EXERCISE INSTRUCTIONS => Type out the data exactly as given. Skip any image.

Component data from apps and pages =>
====

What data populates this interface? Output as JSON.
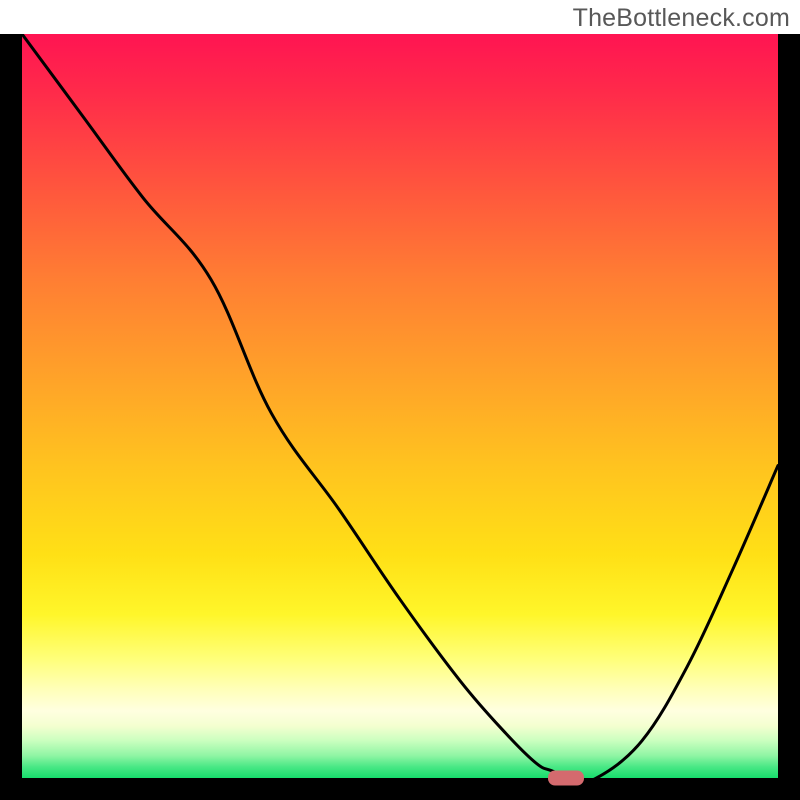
{
  "watermark": "TheBottleneck.com",
  "chart_data": {
    "type": "line",
    "title": "",
    "xlabel": "",
    "ylabel": "",
    "xlim": [
      0,
      100
    ],
    "ylim": [
      0,
      100
    ],
    "grid": false,
    "legend": false,
    "series": [
      {
        "name": "bottleneck-curve",
        "x": [
          0,
          8,
          16,
          25,
          33,
          42,
          50,
          58,
          64,
          68,
          70,
          73,
          76,
          82,
          88,
          94,
          100
        ],
        "y": [
          100,
          89,
          78,
          67,
          49,
          36,
          24,
          13,
          6,
          2,
          1,
          0,
          0,
          5,
          15,
          28,
          42
        ]
      }
    ],
    "marker": {
      "x": 72,
      "y": 0,
      "color": "#d46a6e"
    },
    "background_gradient": [
      "#ff1452",
      "#ffa229",
      "#fff62a",
      "#17dd6c"
    ]
  }
}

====

RESULT FOR THIS EXERCISE =>
What data populates this interface? Output as JSON.
{
  "watermark": "TheBottleneck.com",
  "chart_data": {
    "type": "line",
    "title": "",
    "xlabel": "",
    "ylabel": "",
    "xlim": [
      0,
      100
    ],
    "ylim": [
      0,
      100
    ],
    "grid": false,
    "legend": false,
    "series": [
      {
        "name": "bottleneck-curve",
        "x": [
          0,
          8,
          16,
          25,
          33,
          42,
          50,
          58,
          64,
          68,
          70,
          73,
          76,
          82,
          88,
          94,
          100
        ],
        "y": [
          100,
          89,
          78,
          67,
          49,
          36,
          24,
          13,
          6,
          2,
          1,
          0,
          0,
          5,
          15,
          28,
          42
        ]
      }
    ],
    "marker": {
      "x": 72,
      "y": 0,
      "color": "#d46a6e"
    },
    "background_gradient": [
      "#ff1452",
      "#ffa229",
      "#fff62a",
      "#17dd6c"
    ]
  }
}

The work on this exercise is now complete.